» **EXERCISE DIRECTIONS**:
The whole listing that follows, pictures excepted, should be printed again exactly as given.

» **DATA EXCERPTS**:
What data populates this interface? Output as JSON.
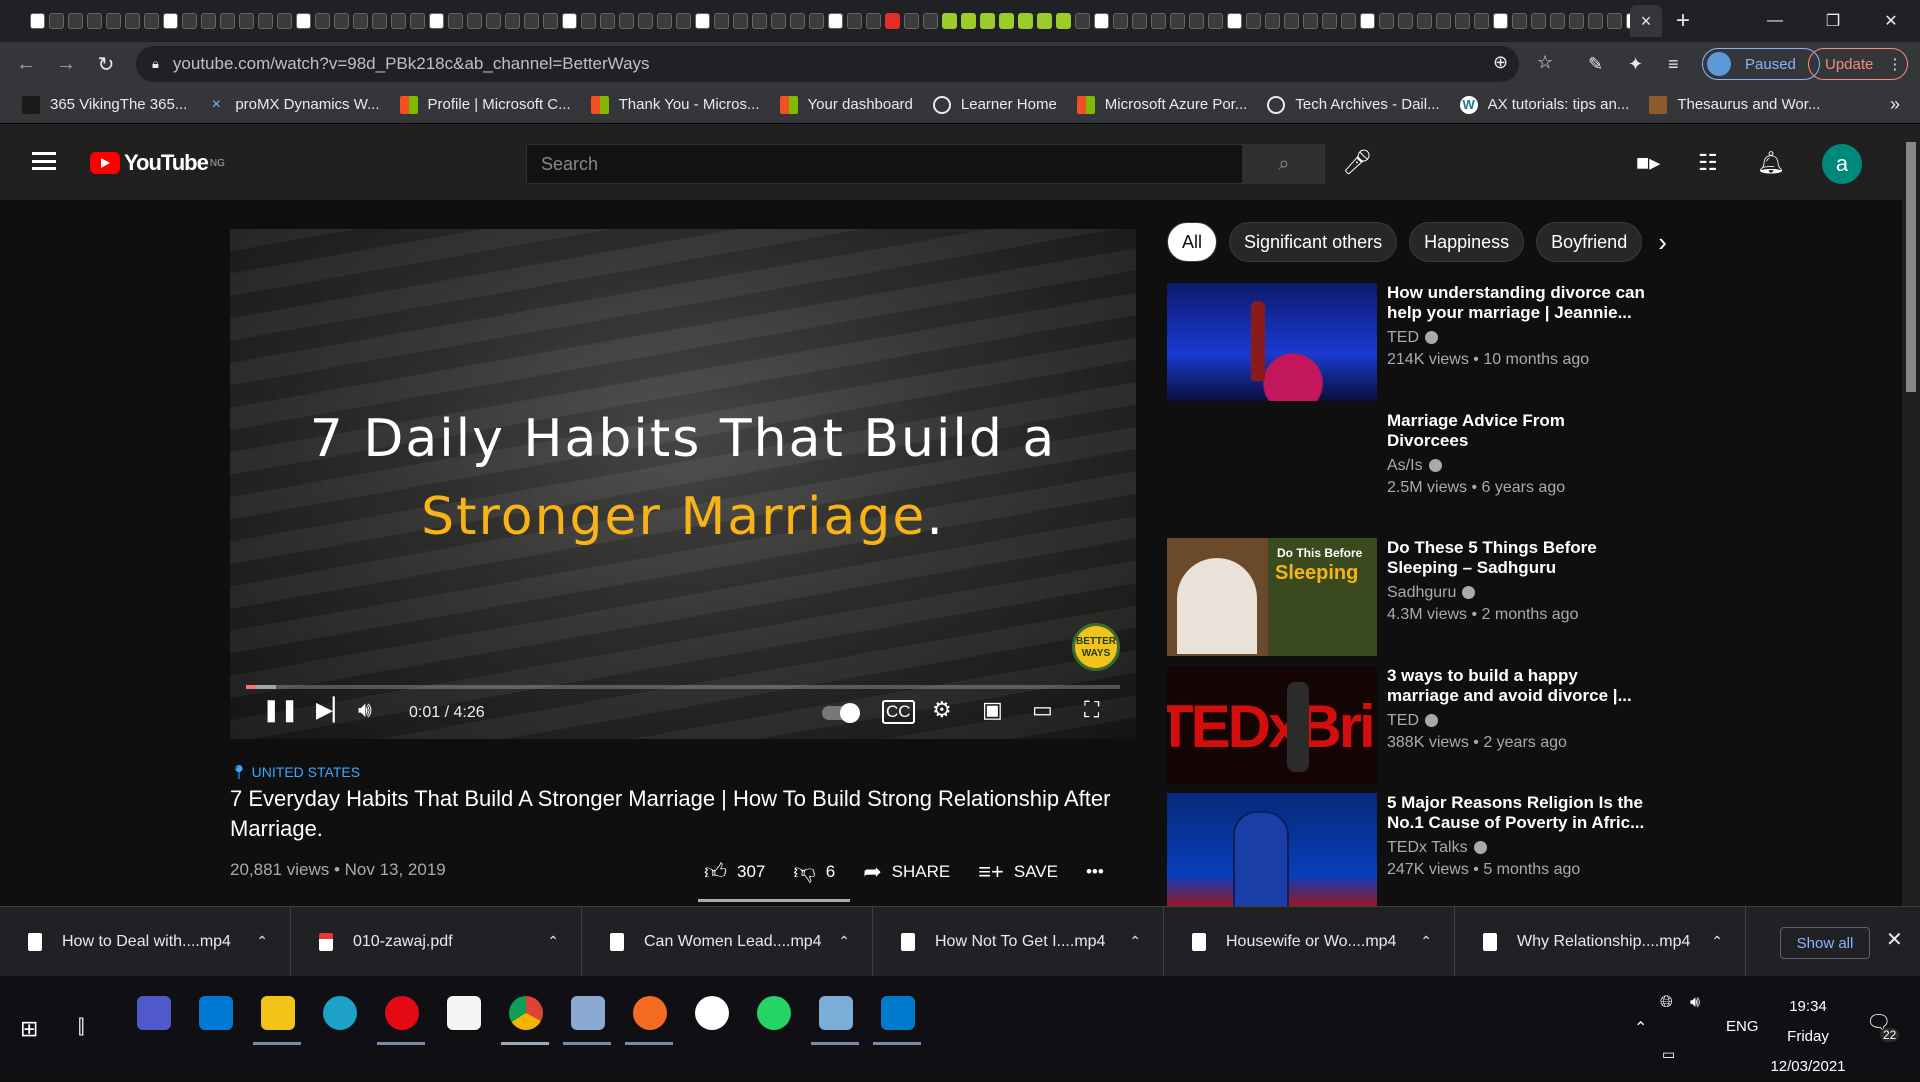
{
  "browser": {
    "active_tab_close": "×",
    "new_tab": "+",
    "url": "youtube.com/watch?v=98d_PBk218c&ab_channel=BetterWays",
    "profile_label": "Paused",
    "update_label": "Update"
  },
  "bookmarks": [
    {
      "label": "365 VikingThe 365..."
    },
    {
      "label": "proMX Dynamics W..."
    },
    {
      "label": "Profile | Microsoft C..."
    },
    {
      "label": "Thank You - Micros..."
    },
    {
      "label": "Your dashboard"
    },
    {
      "label": "Learner Home"
    },
    {
      "label": "Microsoft Azure Por..."
    },
    {
      "label": "Tech Archives - Dail..."
    },
    {
      "label": "AX tutorials: tips an..."
    },
    {
      "label": "Thesaurus and Wor..."
    }
  ],
  "youtube": {
    "logo_text": "YouTube",
    "region": "NG",
    "search_placeholder": "Search"
  },
  "player": {
    "overlay_line1": "7 Daily Habits That Build a",
    "overlay_line2": "Stronger Marriage",
    "overlay_period": ".",
    "watermark": "BETTER WAYS",
    "time_current": "0:01",
    "time_total": "4:26",
    "progress_fraction": 0.004
  },
  "video": {
    "location": "UNITED STATES",
    "title": "7 Everyday Habits That Build A Stronger Marriage | How To Build Strong Relationship After Marriage.",
    "views_date": "20,881 views • Nov 13, 2019",
    "likes": "307",
    "dislikes": "6",
    "share_label": "SHARE",
    "save_label": "SAVE"
  },
  "chips": [
    "All",
    "Significant others",
    "Happiness",
    "Boyfriend"
  ],
  "recommendations": [
    {
      "title": "How understanding divorce can help your marriage | Jeannie...",
      "channel": "TED",
      "stats": "214K views • 10 months ago"
    },
    {
      "title": "Marriage Advice From Divorcees",
      "channel": "As/Is",
      "stats": "2.5M views • 6 years ago"
    },
    {
      "title": "Do These 5 Things Before Sleeping – Sadhguru",
      "channel": "Sadhguru",
      "stats": "4.3M views • 2 months ago",
      "thumb_text1": "Do This Before",
      "thumb_text2": "Sleeping"
    },
    {
      "title": "3 ways to build a happy marriage and avoid divorce |...",
      "channel": "TED",
      "stats": "388K views • 2 years ago",
      "thumb_text": "TEDxBri"
    },
    {
      "title": "5 Major Reasons Religion Is the No.1 Cause of Poverty in Afric...",
      "channel": "TEDx Talks",
      "stats": "247K views • 5 months ago"
    }
  ],
  "downloads": [
    {
      "name": "How to Deal with....mp4"
    },
    {
      "name": "010-zawaj.pdf"
    },
    {
      "name": "Can Women Lead....mp4"
    },
    {
      "name": "How Not To Get I....mp4"
    },
    {
      "name": "Housewife or Wo....mp4"
    },
    {
      "name": "Why Relationship....mp4"
    }
  ],
  "downloads_show_all": "Show all",
  "taskbar": {
    "time": "19:34",
    "day": "Friday",
    "date": "12/03/2021",
    "language": "ENG",
    "notifications": "22"
  },
  "colors": {
    "yt_red": "#ff0000",
    "link_blue": "#3ea6ff",
    "overlay_yellow": "#f7b318",
    "avatar_teal": "#00897b"
  }
}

» **ANSWER TO THIS EXERCISE**:
What data populates this interface? Output as JSON.
{
  "browser": {
    "active_tab_close": "×",
    "new_tab": "+",
    "url": "youtube.com/watch?v=98d_PBk218c&ab_channel=BetterWays",
    "profile_label": "Paused",
    "update_label": "Update"
  },
  "bookmarks": [
    {
      "label": "365 VikingThe 365..."
    },
    {
      "label": "proMX Dynamics W..."
    },
    {
      "label": "Profile | Microsoft C..."
    },
    {
      "label": "Thank You - Micros..."
    },
    {
      "label": "Your dashboard"
    },
    {
      "label": "Learner Home"
    },
    {
      "label": "Microsoft Azure Por..."
    },
    {
      "label": "Tech Archives - Dail..."
    },
    {
      "label": "AX tutorials: tips an..."
    },
    {
      "label": "Thesaurus and Wor..."
    }
  ],
  "youtube": {
    "logo_text": "YouTube",
    "region": "NG",
    "search_placeholder": "Search"
  },
  "player": {
    "overlay_line1": "7 Daily Habits That Build a",
    "overlay_line2": "Stronger Marriage",
    "overlay_period": ".",
    "watermark": "BETTER WAYS",
    "time_current": "0:01",
    "time_total": "4:26",
    "progress_fraction": 0.004
  },
  "video": {
    "location": "UNITED STATES",
    "title": "7 Everyday Habits That Build A Stronger Marriage | How To Build Strong Relationship After Marriage.",
    "views_date": "20,881 views • Nov 13, 2019",
    "likes": "307",
    "dislikes": "6",
    "share_label": "SHARE",
    "save_label": "SAVE"
  },
  "chips": [
    "All",
    "Significant others",
    "Happiness",
    "Boyfriend"
  ],
  "recommendations": [
    {
      "title": "How understanding divorce can help your marriage | Jeannie...",
      "channel": "TED",
      "stats": "214K views • 10 months ago"
    },
    {
      "title": "Marriage Advice From Divorcees",
      "channel": "As/Is",
      "stats": "2.5M views • 6 years ago"
    },
    {
      "title": "Do These 5 Things Before Sleeping – Sadhguru",
      "channel": "Sadhguru",
      "stats": "4.3M views • 2 months ago",
      "thumb_text1": "Do This Before",
      "thumb_text2": "Sleeping"
    },
    {
      "title": "3 ways to build a happy marriage and avoid divorce |...",
      "channel": "TED",
      "stats": "388K views • 2 years ago",
      "thumb_text": "TEDxBri"
    },
    {
      "title": "5 Major Reasons Religion Is the No.1 Cause of Poverty in Afric...",
      "channel": "TEDx Talks",
      "stats": "247K views • 5 months ago"
    }
  ],
  "downloads": [
    {
      "name": "How to Deal with....mp4"
    },
    {
      "name": "010-zawaj.pdf"
    },
    {
      "name": "Can Women Lead....mp4"
    },
    {
      "name": "How Not To Get I....mp4"
    },
    {
      "name": "Housewife or Wo....mp4"
    },
    {
      "name": "Why Relationship....mp4"
    }
  ],
  "downloads_show_all": "Show all",
  "taskbar": {
    "time": "19:34",
    "day": "Friday",
    "date": "12/03/2021",
    "language": "ENG",
    "notifications": "22"
  },
  "colors": {
    "yt_red": "#ff0000",
    "link_blue": "#3ea6ff",
    "overlay_yellow": "#f7b318",
    "avatar_teal": "#00897b"
  }
}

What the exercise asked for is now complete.